Adding to the complexity is a plethora of items, including specialized equipment pieces for nearly any situation, character-exclusive accessories and food items that provide decent (but mutually exclusive) buffs. Honestly, it seems a bit too much at times, and it's definitely possible to overcome all challenges by sticking to a few select equipment pieces, but I'd rather have too many than too few options. Many equipment pieces even have skills attached that can be learned by using the skill a certain number of times. Most of these skills are "mere" elemental ones, but they are great for exploiting enemies' elemental weaknesses.
Sadly, a lot of things can be permanently missed during the game's first hours, including the ability to earn certain achievements (later), so completionists should refer to the information provided on the Steam forum. In addition to offering a lot of side quests, the game "challenges" the player with different mini games, including three well designed "seahorse racing" tracks and a bowling mini-game, all of which can be completed even by players that are less proficient when it comes to action segments. While the game contained a few bugs at launch, the developer, who is very active and friendly, has fixed them astonishingly fast.
In conclusion, the game is everything I'd expect and hope to see in a modern retro-style (insert your favorite classic JRPG series). If every other game showed the amount of love and detail that has gone into "Shadow Fate", our gaming backlogs would be infinitely longer.

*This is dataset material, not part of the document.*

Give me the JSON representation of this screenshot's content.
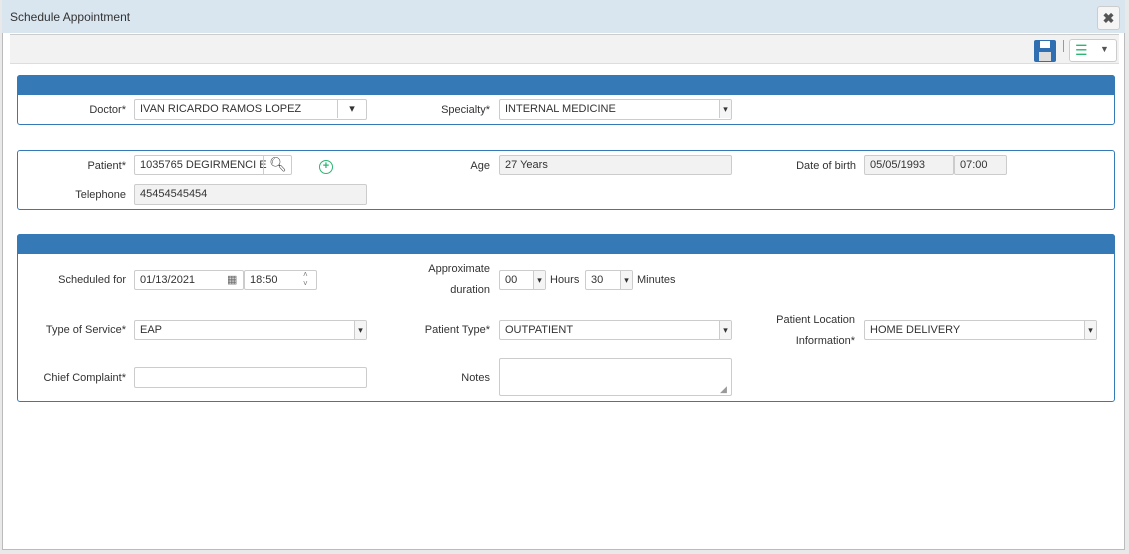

Tuesday - May 10, 2022
Shadow Fate - Gameplay
TheGamedawg checked out the recently released J-RPG Shadow Fate:
Let's Play Shadow Fate - Part 1loading...
Information aboutShadow Fate
Regions & platforms
· Platform: PC
· Released: 2022-04-05
· Publisher: HuntingSwan